Blood pressure medication restricts cardiovascular function, which means by definition that circulatory pressure and thus circulation to small blood vessels and numerous end points of circulation throughout your body is reduced. This means that nutrients and oxygen do not reach many cells and organs appropriately; creating acid pH and inflammation as an undesirable side effect. This causes many people taking these medications to become fatigued and gain weight or not be able to lose weight, a problem that is generally ignored yet directly makes the underlying cardiovascular problem worse.
In Russert' case his doctor has not disclosed his exact blood pressure medications, other than to say his blood pressure had risen recently. This likely meant he increased the dose of medication. Thus, in the months leading up to his death Russert was going all out trying to cover the elections while at the same time he was taking higher amounts of anti-energy blood pressure drugs that increased fatigue and wear and tear.
The straw that broke the camel's back was most likely the long plane flight Russert took as he and his family returned from a vacation to Italy the day before his death. The low cabin pressure for an extended period of time, combined with the lack of movement, places significant stress on both the circulatory and lymphatic systems. This subjected Russert to a low-oxygen pro-inflammatory stress that is known to be associated with increased clotting risk – especially in somebody who is at risk in the first place. The pro-clotting strain of that flight would persist for the next several days, at least.
Russert had a combination of factors that were not working in his favor. He had just been through months of grueling wear and tear covering the elections. Tom Brokaw reported that Russert had pushed himself too exhaustion a number of times. This means he had created a baseline of wear and tear that was pushing the inflammatory limits, a problem that tends to congest his lymphatic trash removal processes. At the same time, flying in an airplane is always a challenge to anyone's lymph system, based on changes in pressure. If there is already pre-existing lymph stagnation from wear and tear – a long airplane flight can be a real problem.
It is worth noting that blood pressure medication, especially if the dose is too high, is a significant handicap in terms of being able to tolerate the pressure changes and lower oxygen problem of a long plane flight. This is because the forced reduction in pressure by the medication causes the lymph system to lose "tone," in turn promoting even further lymph stagnation.

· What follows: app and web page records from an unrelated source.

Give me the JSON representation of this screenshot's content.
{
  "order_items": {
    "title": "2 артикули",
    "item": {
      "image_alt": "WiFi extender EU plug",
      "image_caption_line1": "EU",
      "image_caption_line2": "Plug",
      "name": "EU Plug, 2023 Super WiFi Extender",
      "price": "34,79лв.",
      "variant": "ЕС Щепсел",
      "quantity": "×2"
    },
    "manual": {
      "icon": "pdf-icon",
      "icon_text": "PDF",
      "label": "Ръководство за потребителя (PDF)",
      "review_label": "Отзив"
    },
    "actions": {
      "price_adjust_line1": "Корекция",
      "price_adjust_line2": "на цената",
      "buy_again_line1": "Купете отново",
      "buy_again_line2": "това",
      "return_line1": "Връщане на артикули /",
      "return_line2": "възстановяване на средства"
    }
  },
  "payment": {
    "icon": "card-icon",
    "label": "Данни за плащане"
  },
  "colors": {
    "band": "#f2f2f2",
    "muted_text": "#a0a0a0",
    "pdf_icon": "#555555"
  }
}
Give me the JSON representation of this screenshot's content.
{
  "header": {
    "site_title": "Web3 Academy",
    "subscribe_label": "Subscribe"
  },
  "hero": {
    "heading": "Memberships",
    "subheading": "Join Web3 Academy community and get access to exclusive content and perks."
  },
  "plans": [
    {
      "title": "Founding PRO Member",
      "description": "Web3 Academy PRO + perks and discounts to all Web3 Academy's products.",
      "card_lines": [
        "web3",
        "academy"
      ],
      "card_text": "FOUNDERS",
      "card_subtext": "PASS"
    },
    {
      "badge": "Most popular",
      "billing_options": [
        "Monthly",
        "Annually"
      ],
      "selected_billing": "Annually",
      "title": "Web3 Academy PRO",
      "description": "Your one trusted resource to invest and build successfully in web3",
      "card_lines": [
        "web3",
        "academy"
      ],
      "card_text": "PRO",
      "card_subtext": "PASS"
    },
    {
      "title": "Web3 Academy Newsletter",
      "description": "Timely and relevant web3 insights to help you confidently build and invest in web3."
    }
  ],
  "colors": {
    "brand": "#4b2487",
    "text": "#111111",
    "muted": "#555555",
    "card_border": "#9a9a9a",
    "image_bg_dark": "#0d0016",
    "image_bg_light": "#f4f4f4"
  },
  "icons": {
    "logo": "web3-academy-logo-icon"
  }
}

These problems were compounded by Russert's high level of triglycerides, which are fat blobs just sitting in his circulation. These are like Mack trucks reducing the flow of traffic – significantly compounding the pressure problem of stagnation induced by the flight along with the other wear and tear factors.
Thus, after his plane flight Russert was left in a significant pro-inflammatory and pro-clotting state. If he would have taken a few days off to rest and recover he may well be alive today. But no, he dragged his jet-lagged body out of bed, put it on a treadmill for a while (inducing further wear and tear considering the circumstances), and then went off to work. He was never to return.
The Tim Russert tragedy does have a take home message for men – wake up.
About the author: Byron J. Richards, Board-Certified Clinical Nutritionist, nationally-renowned nutrition expert, and founder of Wellness Resources is a leader in advocating the value of dietary supplements as a vital tool to maintain health. He is an outspoken critic of government and Big Pharma efforts to deny access to natural health products and has written extensively on the life-shortening and health-damaging failures of the sickness industry. http://www.wellnessresources.com/